Data shown
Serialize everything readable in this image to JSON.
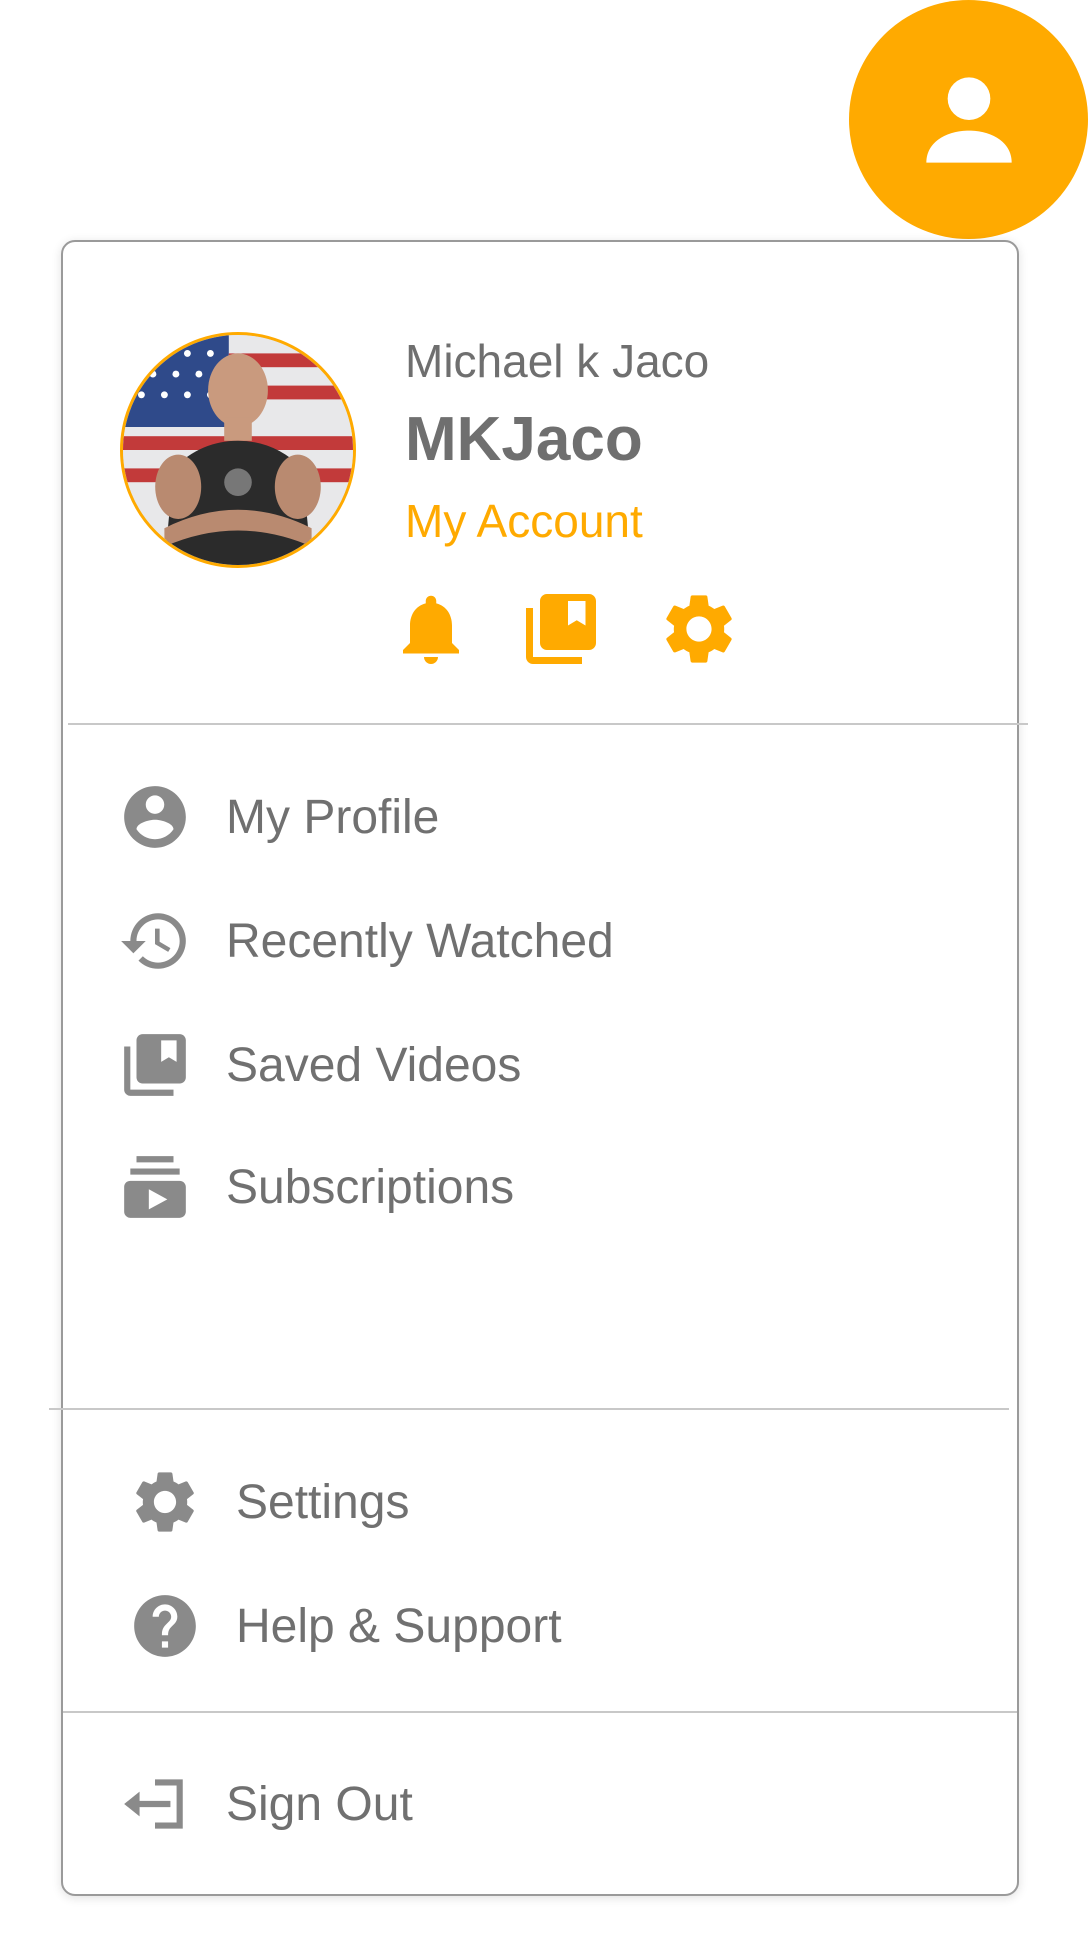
{
  "user": {
    "full_name": "Michael k Jaco",
    "username": "MKJaco",
    "account_link": "My Account"
  },
  "quick_actions": [
    {
      "icon": "bell-icon",
      "name": "notifications"
    },
    {
      "icon": "saved-videos-icon",
      "name": "saved"
    },
    {
      "icon": "gear-icon",
      "name": "settings"
    }
  ],
  "menu": {
    "primary": [
      {
        "label": "My Profile",
        "icon": "account-circle-icon"
      },
      {
        "label": "Recently Watched",
        "icon": "history-icon"
      },
      {
        "label": "Saved Videos",
        "icon": "video-library-icon"
      },
      {
        "label": "Subscriptions",
        "icon": "subscriptions-icon"
      }
    ],
    "secondary": [
      {
        "label": "Settings",
        "icon": "gear-icon"
      },
      {
        "label": "Help & Support",
        "icon": "help-circle-icon"
      }
    ],
    "sign_out": {
      "label": "Sign Out",
      "icon": "sign-out-icon"
    }
  },
  "colors": {
    "accent": "#ffaa00",
    "text": "#707070",
    "icon_gray": "#8a8a8a",
    "border": "#9a9a9a"
  }
}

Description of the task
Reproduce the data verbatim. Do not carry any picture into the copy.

Expected answer
Serialize everything readable in this image to JSON.
{
  "user": {
    "full_name": "Michael k Jaco",
    "username": "MKJaco",
    "account_link": "My Account"
  },
  "quick_actions": [
    {
      "icon": "bell-icon",
      "name": "notifications"
    },
    {
      "icon": "saved-videos-icon",
      "name": "saved"
    },
    {
      "icon": "gear-icon",
      "name": "settings"
    }
  ],
  "menu": {
    "primary": [
      {
        "label": "My Profile",
        "icon": "account-circle-icon"
      },
      {
        "label": "Recently Watched",
        "icon": "history-icon"
      },
      {
        "label": "Saved Videos",
        "icon": "video-library-icon"
      },
      {
        "label": "Subscriptions",
        "icon": "subscriptions-icon"
      }
    ],
    "secondary": [
      {
        "label": "Settings",
        "icon": "gear-icon"
      },
      {
        "label": "Help & Support",
        "icon": "help-circle-icon"
      }
    ],
    "sign_out": {
      "label": "Sign Out",
      "icon": "sign-out-icon"
    }
  },
  "colors": {
    "accent": "#ffaa00",
    "text": "#707070",
    "icon_gray": "#8a8a8a",
    "border": "#9a9a9a"
  }
}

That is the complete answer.